That is a bit hard as Iʼve already said the « where are you from » does not have a simple answer for me. In the Crimea I honestly wouldnʼt know now given the political situation, both Ukraine and Russia are great on the tech scene worldwide and for outsource companies, Bulgaria as well has many tech giants outsourcing work there and promising startups, over the past decade there have been many organizations and programs put in place to support local and international talent. They are great in terms of work ethic, good education, the obvious lower cost and in the case of Bulgaria favorable tax policy (corporate and income tax are flat 10% and you can setup a company in a couple of hours).
There has been a lot of talk about diversity and inclusion in the tech world lately. Studies have shown there are very few women and minorities in the startup scene. How has the experience been for you working in a male dominated field? And having being promoted as CEO are there any challenges/advantages you’ve experienced as a female startup CEO? Anything we can do to increase the number of women venturing in the tech industry?
That is true and there is still a huge gender gap not just in tech. For me personally being the cute eastern blonde has been something Iʼve had to deal with from a very young age – not being taken seriously, having to prove everything you say etc. that all has been something that just feels natural as it has always been. I have learnt to deal with it and use it to my advantage even as it is much easier to win any fight when your opponent underestimates you. You just have to not let it get to you on a personal level and start believing what people think or say. But it shouldnʼt be like this and I do believe it is changing.
With AMAfeed we have been through literally thousands of people to end up with almost entirely female team – it was not intentional, those girls just proved to be better than everyone else and most resilient to all the things a startup can throw at you, especially in the first year/s of development. I believe anyone who doesnʼt have women on their team is missing out in many ways.

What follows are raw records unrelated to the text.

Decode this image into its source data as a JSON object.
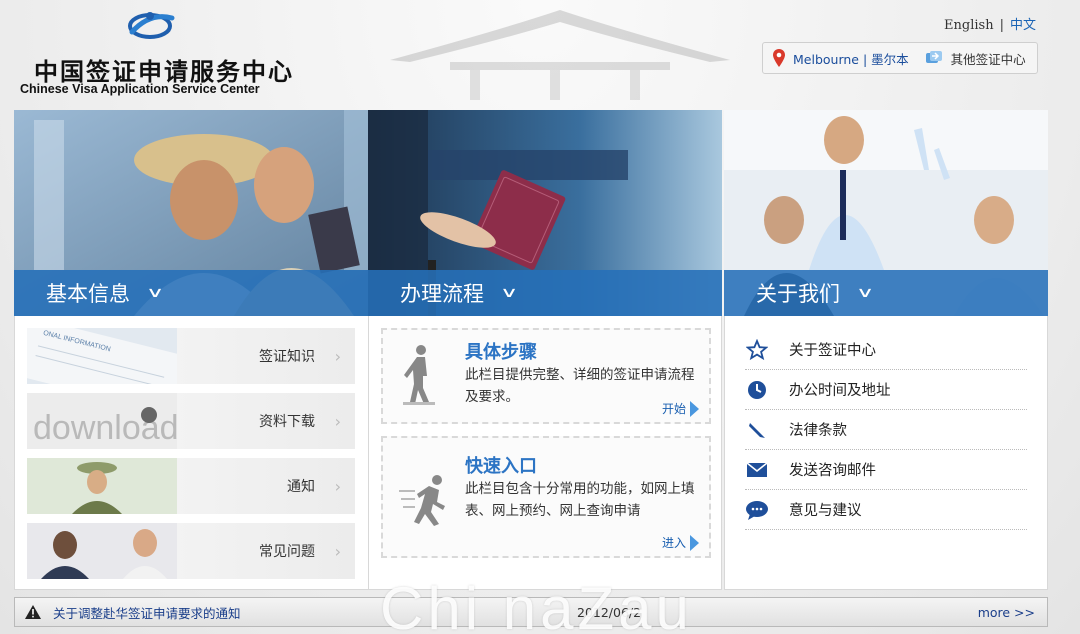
{
  "header": {
    "logo_cn": "中国签证申请服务中心",
    "logo_en": "Chinese Visa Application Service Center",
    "lang_en": "English",
    "lang_sep": "|",
    "lang_zh": "中文",
    "location_city": "Melbourne | 墨尔本",
    "location_other": "其他签证中心"
  },
  "columns": [
    {
      "title": "基本信息",
      "chevron": "chevron-down-icon"
    },
    {
      "title": "办理流程",
      "chevron": "chevron-down-icon"
    },
    {
      "title": "关于我们",
      "chevron": "chevron-down-icon"
    }
  ],
  "basic_info": {
    "items": [
      {
        "label": "签证知识",
        "arrow": "›"
      },
      {
        "label": "资料下载",
        "arrow": "›"
      },
      {
        "label": "通知",
        "arrow": "›"
      },
      {
        "label": "常见问题",
        "arrow": "›"
      }
    ],
    "thumb_texts": {
      "info": "ONAL INFORMATION",
      "download": "download"
    }
  },
  "process": {
    "steps": {
      "title": "具体步骤",
      "desc": "此栏目提供完整、详细的签证申请流程及要求。",
      "link": "开始"
    },
    "quick": {
      "title": "快速入口",
      "desc": "此栏目包含十分常用的功能，如网上填表、网上预约、网上查询申请",
      "link": "进入"
    }
  },
  "about": {
    "items": [
      {
        "label": "关于签证中心",
        "icon": "star-icon"
      },
      {
        "label": "办公时间及地址",
        "icon": "clock-icon"
      },
      {
        "label": "法律条款",
        "icon": "pen-icon"
      },
      {
        "label": "发送咨询邮件",
        "icon": "envelope-icon"
      },
      {
        "label": "意见与建议",
        "icon": "speech-bubble-icon"
      }
    ]
  },
  "notice": {
    "text": "关于调整赴华签证申请要求的通知",
    "date": "2012/06/2",
    "more": "more >>",
    "icon": "warning-icon"
  },
  "watermark": "Chi naZau",
  "colors": {
    "band": "#256fb8",
    "link": "#1a63b5",
    "title_blue": "#2c74c4"
  }
}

With my current title not much has changed, I still work crazy hours and some more now with the responsibility – this is not anymore just about getting a product out there on the market but also about not disappointing all the people who have trusted and are trusting us now and building a future for our growing team. I still get the occasional « can I discuss that with the CEO » from people assuming I can not be him/her/it but you know, thatʼs for whoever is stuck there in their head to solve, not for me, I have enough to do as it is:)
As for what we can do – few things and I always go back to the core – bring up girls and boys who are not limited, threatened or defined by their own or someone elseʼs gender. I have heard that from my own son « how can she run quicker than me, she is a girl?! how can she be better at math, she is a girl! » and that was not something that came from home, that was after a few months in a new school. So environment is a massive factor and everyone should make sure in everything they do, everyone they touch on their way, they instill those ideas and values because it matters.
Women are accountable directly or indirectly for 50-85% of purchase decisions made – this is huge, so why are we not ourselves investing in women? We all vote with our wallets so everyone should be conscious – what do you watch? what do you buy? This is the quickest and most effective way to make a difference. You stop buying, reading, clicking on sexist magazines, how long will they last for? Lookup women owned and run businesses, those who support women and choose their services and products over those who donʼt. If you canʼt find a women friendly business for X service – go create one. Women have been oppressed for a long time in many different ways but we can and we are now in a position to change that more than ever and I think we should not just demand change, we should create that change ourselves too. Because the more we do the more anyone opposing it will just be left behind, itʼs not worth even spending the time arguing and proving points.